The Celtic Colours festival ended on Saturday, 13 October, with no further opportunities for photography and with the trees still in relatively early stages of change. The following Sunday is effectively the last day of the tourist season, when the Red Shoe Pub closes with an afternoon cèilidh and an evening staff party, and many other businesses all over the island close for the season, as well as all of the provincial parks. That Sunday, of course, offers a cèilidh at the Celtic Music Interpretive Centre (they go on all year long) and, in recent years, at the Judique Community Centre afterwards, the Gala Concert of the Buddy MacMaster School of Fiddling, which features performances from all of the instructors who had taught during the previous week—a who’s who of Cape Breton’s best musicians. Monday is, for me, always a day of rest and down time, decompressing from the incessant activity of the previous ten days. Tuesday, a very rainy and wet day, I drove to Meat Cove on an errand I hadn’t gotten to earlier and then returned to Louisbourg, by then a nearly deserted village with only one motel open, where I spent the night, and only one restaurant open and that only for dinner. Wednesday morning, the rain had stopped but the skies were, not unusually for Louisbourg, very grey and bleak; after picking up some breakfast food at a convenience store, I drove out to Louisbourg Lighthouse Point, from which the photos on this page were taken, to see how things looked and to have my breakfast in the car.
Photo #1 shows Louisbourg Lighthouse under the morning’s grey skies. Lighthouse Point is part of the Fortress of Louisbourg National Historic Site of Canada, administered by Parks Canada, and the trail head of the Louisbourg Lighthouse Trail, a fine walking trail that leads along the coast to a loop at Gun Landing Cove. A newly renovated hiking trail leads on from there to Eastern Point of Lorraine Head, described here, a strenuous trek, at least for me, but one with marvellous views of the coast, which it follows closely. This was clearly not a day for either trail, and I had other plans anyway, but it was great to see this lovely spot once again, even if not under ideal conditions.
Photo #2 looks northeast along the coast towards Western Gun Landing Cove Head, where the waves, propelled by a stiff wind, are crashing on the rocky headland with huge sprays pushed way up into the air—the spray from the wave at the right is more than two-thirds the height of the headland! Indeed, while I was sitting in the car eating breakfast, I twice noticed a wave in the other direction that splashed higher than the parking lot itself; I couldn’t quite work out the timing of these giants, which seemed to arrive about every five to seven minutes, so I don’t have a photo of such a wave, but was easily as high as the base of the lighthouse. The wave left of centre in photo #2 is not so tall, but considerably more massive than the one at the right; the effects on the rocks themselves from this regularly repeated bombardment just have to be brutal.
Photo #3 looks closer at hand at the shore and the incoming seething waters.
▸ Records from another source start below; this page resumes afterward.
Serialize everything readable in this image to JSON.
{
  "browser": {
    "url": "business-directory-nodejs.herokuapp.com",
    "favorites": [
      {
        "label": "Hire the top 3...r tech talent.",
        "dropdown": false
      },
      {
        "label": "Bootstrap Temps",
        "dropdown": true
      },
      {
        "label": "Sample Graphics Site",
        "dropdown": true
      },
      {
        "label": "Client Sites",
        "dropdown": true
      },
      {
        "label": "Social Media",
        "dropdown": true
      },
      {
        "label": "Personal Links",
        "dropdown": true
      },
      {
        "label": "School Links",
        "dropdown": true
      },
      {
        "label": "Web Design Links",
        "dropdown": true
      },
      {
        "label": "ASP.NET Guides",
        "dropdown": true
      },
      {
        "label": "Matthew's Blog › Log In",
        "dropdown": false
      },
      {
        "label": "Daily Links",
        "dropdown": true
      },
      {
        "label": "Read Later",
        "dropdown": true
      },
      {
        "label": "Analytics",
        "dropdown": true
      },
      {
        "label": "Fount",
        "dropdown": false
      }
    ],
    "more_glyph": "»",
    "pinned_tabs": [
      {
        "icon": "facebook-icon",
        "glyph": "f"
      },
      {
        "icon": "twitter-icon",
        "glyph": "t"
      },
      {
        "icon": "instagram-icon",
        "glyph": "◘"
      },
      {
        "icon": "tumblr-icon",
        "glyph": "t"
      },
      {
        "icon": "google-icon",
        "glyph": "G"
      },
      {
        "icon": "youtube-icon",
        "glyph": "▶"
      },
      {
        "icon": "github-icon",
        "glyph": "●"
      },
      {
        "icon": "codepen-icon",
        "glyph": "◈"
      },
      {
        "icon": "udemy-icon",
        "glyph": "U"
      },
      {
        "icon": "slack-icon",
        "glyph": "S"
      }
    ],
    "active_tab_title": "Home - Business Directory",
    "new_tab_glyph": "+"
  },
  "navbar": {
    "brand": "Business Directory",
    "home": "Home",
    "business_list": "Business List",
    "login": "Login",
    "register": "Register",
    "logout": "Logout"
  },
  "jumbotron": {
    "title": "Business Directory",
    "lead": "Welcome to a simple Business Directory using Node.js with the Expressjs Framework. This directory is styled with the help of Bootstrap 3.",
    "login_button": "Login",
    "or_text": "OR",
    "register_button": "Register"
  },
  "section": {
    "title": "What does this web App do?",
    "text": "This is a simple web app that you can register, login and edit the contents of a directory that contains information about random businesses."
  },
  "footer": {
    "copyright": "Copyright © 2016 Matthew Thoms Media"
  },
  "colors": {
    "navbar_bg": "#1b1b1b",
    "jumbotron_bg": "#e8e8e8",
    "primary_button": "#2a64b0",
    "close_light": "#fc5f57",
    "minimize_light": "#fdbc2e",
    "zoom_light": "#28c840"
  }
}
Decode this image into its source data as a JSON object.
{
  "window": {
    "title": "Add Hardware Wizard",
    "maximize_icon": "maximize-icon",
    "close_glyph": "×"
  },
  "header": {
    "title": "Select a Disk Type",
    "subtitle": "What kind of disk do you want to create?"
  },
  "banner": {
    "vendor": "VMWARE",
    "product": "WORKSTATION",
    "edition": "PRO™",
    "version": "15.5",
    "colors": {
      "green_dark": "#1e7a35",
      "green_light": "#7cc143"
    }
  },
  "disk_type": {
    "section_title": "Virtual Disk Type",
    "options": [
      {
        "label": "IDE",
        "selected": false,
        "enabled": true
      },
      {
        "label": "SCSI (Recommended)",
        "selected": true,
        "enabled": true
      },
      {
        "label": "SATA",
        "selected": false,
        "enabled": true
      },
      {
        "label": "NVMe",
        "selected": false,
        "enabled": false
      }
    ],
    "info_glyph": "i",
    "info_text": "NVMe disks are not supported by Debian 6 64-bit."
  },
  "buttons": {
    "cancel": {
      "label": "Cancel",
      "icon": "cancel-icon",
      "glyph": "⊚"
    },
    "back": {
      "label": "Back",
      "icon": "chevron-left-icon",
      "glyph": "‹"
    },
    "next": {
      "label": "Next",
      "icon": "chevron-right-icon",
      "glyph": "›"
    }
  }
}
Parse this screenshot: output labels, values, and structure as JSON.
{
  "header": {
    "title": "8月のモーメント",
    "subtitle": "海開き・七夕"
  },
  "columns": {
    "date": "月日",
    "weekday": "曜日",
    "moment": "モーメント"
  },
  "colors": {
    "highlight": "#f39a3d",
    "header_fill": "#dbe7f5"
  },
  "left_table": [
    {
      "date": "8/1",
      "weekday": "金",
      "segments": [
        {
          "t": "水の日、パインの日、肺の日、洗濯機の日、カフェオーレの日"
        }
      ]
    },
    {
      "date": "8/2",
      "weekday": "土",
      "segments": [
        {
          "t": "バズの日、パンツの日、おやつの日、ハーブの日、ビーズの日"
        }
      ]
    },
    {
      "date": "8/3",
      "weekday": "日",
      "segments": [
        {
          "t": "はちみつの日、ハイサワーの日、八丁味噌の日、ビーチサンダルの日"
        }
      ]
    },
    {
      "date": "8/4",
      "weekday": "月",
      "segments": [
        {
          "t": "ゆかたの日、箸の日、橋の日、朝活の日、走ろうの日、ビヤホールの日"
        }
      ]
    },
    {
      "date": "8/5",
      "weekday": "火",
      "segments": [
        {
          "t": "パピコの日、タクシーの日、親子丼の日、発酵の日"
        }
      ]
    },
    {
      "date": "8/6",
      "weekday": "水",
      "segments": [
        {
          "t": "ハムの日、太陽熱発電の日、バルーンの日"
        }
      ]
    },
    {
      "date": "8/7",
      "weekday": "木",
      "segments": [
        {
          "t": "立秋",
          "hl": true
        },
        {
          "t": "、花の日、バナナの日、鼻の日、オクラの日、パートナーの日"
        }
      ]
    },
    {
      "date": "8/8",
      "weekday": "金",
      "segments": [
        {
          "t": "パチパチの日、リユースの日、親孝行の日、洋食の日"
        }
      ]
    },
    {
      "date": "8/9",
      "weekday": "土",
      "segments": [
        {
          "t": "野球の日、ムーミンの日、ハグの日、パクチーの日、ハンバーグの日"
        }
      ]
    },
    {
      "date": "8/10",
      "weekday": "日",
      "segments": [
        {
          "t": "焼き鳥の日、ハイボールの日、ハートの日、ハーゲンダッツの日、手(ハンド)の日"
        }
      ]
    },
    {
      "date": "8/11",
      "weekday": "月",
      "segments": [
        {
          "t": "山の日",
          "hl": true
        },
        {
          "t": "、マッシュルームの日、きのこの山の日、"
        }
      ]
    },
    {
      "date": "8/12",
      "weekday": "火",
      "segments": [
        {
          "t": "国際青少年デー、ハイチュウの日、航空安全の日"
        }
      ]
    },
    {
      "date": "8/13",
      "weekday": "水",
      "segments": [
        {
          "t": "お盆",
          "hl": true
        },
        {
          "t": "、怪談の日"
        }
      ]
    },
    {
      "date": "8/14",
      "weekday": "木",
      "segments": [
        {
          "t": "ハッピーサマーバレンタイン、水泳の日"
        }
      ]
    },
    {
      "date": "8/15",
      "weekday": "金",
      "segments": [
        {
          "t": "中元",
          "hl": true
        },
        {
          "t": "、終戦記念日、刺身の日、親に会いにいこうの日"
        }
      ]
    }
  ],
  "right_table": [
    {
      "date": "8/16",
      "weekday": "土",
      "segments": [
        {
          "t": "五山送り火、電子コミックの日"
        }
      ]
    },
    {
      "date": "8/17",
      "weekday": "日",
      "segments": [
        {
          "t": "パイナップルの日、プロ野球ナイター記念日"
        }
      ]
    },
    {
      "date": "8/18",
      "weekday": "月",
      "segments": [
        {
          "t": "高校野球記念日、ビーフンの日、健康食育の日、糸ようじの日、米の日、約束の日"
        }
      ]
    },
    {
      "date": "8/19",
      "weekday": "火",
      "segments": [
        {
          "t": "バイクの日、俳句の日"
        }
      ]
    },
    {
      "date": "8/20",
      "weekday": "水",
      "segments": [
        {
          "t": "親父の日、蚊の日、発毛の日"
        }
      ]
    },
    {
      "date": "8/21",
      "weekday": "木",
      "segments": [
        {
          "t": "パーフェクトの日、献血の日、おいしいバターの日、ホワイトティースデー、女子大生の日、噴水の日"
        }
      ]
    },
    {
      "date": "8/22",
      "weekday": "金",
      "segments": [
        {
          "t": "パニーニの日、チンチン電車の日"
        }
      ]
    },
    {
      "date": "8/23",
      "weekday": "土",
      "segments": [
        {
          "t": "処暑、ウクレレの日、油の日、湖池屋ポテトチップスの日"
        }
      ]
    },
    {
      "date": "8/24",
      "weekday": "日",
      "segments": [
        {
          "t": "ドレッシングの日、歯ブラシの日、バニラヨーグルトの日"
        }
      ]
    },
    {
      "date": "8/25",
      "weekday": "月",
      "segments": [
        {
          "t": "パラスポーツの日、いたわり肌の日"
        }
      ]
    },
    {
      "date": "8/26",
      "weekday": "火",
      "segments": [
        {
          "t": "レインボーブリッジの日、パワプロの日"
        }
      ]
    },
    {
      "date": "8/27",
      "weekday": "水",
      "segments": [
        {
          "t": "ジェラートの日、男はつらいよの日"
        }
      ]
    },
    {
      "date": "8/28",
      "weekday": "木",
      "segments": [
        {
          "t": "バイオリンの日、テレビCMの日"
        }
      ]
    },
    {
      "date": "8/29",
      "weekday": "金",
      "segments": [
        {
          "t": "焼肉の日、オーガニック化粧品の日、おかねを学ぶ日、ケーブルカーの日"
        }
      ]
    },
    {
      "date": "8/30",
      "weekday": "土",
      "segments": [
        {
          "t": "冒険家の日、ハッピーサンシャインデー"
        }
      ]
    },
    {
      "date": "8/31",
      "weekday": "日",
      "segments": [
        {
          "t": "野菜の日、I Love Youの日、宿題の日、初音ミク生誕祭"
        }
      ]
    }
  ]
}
The rock at the left has just been drenched by an incoming wave and the water can be seen running back down its sides. For reasons unknown, I am peculiarly addicted to waves splashing onshore and there were many here indeed to watch and marvel at. What a wild coast on a day like this!
Photo #4 looks south at the harbour entrance at Rocky Island off Louisbourg Lighthouse Point, where the waves were not so ferocious in the lee side of the island. Still, every now and again, a giant wave would crash into the other side of the island and splash high enough to be noticeable. The fall colours are most visible in this photo (and in photo #1 at the base of the lighthouse), where they are dark enough that they look frost-bitten, though I wasn’t aware that any frost had struck while I was in Cape Breton.
Photo #5 looks across the mouth Louisbourg Harbour to Fortress Louisbourg with the steeple of the King’s Bastion at the centre of the photo. Since I did not visit the fortress this trip nor earlier this year, I do not know what the yellow-coloured structure to the right of the Kings Bastion and to the left of the triangular white-shaped building is, but it is new; magnification reveals the yellow colour to be new lumber, so either an existing building is in the process of being refurbished or a new building is being built there. This fantastic site drenched in the history of Cape Breton and Canada is well worth a visit; I have found it fascinating each time I have been there. Plan on spending a whole day and on doing lots of walking.